Access to informal credit and own fund is the norm in unorganised retail, while sourcing equity through the parent company and debt from banks is the usual practice observed in the organised food retailers.

Debt is not the preferred source of fund given the thin operating margin and unpredictably in demand and sales. Despite this, some of the national level retailers are heavily leveraged.

10. Challenge to growth – supply chain

It is observed in the survey that direct procurement of fruits and vegetables by organised food retailers from farmers has not only resulted in farmer realizing better share of consumer spending but also has reduced cost to the consumers. However, certain pre-requisites are needed to make such models work. (1) Organizing farmers into clusters or groups to aggregate produce, bring in scale effect and increase bargaining power; (2) Basic infrastructure at the place of produce for grading, sorting and cleaning; (3) Organised retailer who has the required scale of operation to lift the quantities offered for sale.

This involves engagement of stakeholders, a sponsor (typically government agency) and creation of public infrastructure at rural level to be managed by the beneficiary.

11. Challenge- are organised food retailers responsible for high gap between wholesale and retail prices?

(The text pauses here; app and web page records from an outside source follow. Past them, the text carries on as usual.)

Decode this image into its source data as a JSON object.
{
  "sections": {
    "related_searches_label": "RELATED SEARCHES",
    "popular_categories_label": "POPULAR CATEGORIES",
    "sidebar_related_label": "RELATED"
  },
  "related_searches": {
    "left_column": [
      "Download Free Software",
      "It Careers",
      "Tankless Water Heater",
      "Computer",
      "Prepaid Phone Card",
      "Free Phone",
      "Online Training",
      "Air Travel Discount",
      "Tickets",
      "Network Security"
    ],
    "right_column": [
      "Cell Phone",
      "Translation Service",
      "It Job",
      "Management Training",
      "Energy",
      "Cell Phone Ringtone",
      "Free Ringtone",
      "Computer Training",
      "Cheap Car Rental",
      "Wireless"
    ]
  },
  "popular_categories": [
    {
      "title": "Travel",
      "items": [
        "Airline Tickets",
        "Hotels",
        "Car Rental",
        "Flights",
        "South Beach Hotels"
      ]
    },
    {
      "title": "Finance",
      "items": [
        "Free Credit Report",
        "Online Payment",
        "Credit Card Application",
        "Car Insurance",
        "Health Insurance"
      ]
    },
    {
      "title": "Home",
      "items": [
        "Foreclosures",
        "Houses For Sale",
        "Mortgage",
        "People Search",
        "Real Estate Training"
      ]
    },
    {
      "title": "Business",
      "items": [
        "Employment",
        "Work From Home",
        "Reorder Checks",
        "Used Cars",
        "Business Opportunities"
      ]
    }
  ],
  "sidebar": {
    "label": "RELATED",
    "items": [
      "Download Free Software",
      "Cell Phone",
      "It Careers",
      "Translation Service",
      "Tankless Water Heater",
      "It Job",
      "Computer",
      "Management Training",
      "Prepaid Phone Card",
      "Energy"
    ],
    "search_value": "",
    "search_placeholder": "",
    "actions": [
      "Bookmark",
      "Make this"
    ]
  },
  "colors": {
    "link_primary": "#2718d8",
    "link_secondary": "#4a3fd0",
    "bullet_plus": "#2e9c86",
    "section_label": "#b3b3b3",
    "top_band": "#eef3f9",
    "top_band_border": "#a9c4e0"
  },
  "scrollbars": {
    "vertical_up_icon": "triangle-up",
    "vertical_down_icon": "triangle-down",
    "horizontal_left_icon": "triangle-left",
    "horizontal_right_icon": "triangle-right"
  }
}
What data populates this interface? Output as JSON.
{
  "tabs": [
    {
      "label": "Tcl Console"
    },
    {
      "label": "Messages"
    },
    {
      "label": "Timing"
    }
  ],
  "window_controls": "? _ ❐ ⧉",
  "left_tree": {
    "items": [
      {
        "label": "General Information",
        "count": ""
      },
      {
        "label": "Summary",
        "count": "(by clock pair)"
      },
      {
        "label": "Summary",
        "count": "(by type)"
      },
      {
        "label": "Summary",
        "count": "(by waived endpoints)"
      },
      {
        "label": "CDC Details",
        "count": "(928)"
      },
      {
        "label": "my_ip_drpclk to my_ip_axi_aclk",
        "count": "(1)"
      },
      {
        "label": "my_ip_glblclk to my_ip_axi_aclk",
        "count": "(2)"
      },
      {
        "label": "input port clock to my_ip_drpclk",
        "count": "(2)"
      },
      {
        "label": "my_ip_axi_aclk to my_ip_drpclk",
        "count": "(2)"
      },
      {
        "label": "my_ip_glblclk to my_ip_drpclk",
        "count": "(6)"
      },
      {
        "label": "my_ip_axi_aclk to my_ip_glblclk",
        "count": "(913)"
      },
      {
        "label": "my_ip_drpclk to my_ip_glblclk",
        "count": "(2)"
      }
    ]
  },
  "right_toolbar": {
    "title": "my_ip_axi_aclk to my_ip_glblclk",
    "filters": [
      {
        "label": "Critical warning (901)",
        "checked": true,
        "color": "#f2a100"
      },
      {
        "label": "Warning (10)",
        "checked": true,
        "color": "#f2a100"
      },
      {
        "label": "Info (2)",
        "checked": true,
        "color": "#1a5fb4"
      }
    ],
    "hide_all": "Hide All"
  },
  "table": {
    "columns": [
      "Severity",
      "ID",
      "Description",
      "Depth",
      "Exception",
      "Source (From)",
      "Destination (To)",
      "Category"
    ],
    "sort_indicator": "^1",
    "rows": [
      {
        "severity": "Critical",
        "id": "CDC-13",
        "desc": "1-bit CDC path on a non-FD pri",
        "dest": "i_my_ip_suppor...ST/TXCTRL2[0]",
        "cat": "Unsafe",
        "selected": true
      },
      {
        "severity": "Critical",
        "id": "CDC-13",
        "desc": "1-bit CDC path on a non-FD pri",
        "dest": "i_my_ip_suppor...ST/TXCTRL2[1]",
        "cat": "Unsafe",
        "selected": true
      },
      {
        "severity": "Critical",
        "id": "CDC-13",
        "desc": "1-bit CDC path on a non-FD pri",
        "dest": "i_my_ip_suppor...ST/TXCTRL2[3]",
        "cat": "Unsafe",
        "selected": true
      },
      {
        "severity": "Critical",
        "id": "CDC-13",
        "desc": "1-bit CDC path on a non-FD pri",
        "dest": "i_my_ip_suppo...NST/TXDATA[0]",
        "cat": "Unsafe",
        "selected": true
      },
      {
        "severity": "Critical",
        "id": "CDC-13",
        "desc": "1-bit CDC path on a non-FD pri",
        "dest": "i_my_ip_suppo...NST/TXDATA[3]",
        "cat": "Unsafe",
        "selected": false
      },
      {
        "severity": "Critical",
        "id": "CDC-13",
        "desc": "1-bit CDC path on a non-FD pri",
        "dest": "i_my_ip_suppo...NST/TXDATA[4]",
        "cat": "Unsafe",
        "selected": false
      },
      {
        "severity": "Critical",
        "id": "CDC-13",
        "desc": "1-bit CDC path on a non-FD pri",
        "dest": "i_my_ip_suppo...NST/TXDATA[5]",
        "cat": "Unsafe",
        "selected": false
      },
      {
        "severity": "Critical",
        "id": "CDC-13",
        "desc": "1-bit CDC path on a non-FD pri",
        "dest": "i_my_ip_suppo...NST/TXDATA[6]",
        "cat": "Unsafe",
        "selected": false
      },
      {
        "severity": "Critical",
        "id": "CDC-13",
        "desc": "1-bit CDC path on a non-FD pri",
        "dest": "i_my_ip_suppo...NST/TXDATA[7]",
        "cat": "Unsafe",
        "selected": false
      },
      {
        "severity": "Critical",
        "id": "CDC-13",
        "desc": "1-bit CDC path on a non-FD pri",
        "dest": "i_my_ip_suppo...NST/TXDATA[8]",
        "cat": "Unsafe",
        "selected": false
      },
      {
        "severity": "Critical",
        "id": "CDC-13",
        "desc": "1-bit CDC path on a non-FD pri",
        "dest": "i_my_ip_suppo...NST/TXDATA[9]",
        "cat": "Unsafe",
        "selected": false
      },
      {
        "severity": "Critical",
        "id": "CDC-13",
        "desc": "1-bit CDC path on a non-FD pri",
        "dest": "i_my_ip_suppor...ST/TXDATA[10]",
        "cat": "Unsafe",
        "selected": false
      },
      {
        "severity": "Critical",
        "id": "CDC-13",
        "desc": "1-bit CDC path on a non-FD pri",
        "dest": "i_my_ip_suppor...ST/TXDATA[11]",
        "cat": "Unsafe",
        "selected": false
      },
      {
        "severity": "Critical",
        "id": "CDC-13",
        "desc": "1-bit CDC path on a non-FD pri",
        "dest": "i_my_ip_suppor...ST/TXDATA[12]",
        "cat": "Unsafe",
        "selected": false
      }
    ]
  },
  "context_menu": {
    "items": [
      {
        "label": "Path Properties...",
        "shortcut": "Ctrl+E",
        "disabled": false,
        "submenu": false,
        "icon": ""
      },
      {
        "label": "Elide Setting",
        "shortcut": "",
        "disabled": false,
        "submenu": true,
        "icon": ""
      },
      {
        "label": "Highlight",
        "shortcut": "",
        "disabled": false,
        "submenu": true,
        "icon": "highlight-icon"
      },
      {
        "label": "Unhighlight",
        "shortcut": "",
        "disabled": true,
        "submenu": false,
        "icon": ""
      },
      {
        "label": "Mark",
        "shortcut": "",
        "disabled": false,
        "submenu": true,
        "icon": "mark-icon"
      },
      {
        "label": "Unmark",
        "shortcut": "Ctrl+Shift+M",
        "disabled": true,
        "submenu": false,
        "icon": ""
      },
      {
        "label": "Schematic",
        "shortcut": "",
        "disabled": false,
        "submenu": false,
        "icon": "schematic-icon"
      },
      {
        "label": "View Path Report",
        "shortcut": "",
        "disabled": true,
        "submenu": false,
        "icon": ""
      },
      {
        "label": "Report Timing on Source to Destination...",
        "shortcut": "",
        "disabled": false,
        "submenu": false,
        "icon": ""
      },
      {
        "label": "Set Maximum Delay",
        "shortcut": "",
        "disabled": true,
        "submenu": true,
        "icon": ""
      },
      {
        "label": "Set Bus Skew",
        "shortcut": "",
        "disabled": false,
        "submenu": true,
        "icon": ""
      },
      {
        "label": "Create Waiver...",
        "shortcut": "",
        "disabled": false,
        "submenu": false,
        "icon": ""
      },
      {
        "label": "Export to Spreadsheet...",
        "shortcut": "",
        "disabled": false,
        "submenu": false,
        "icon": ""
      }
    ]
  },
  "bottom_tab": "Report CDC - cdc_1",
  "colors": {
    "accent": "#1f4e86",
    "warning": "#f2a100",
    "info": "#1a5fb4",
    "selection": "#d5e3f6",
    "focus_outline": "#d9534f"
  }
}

When it comes to groceries other than staples, local sourcing from the nearby wholesale market is adopted by every retailer. All such products suffer a mark-up of 25 – 30%, so as to absorb the cost structure. Thus, in many sub-categories, the price levels of organised retailers are much above unorganised retailers and more than the wholesale prices by as much as 25 – 30%. This could trigger an unsuspecting debate. Though organised retailers have a small share in the overall food retailing, price set by some organised retailers are taken as benchmark by not only other organised food retailers but also unorganised retailers.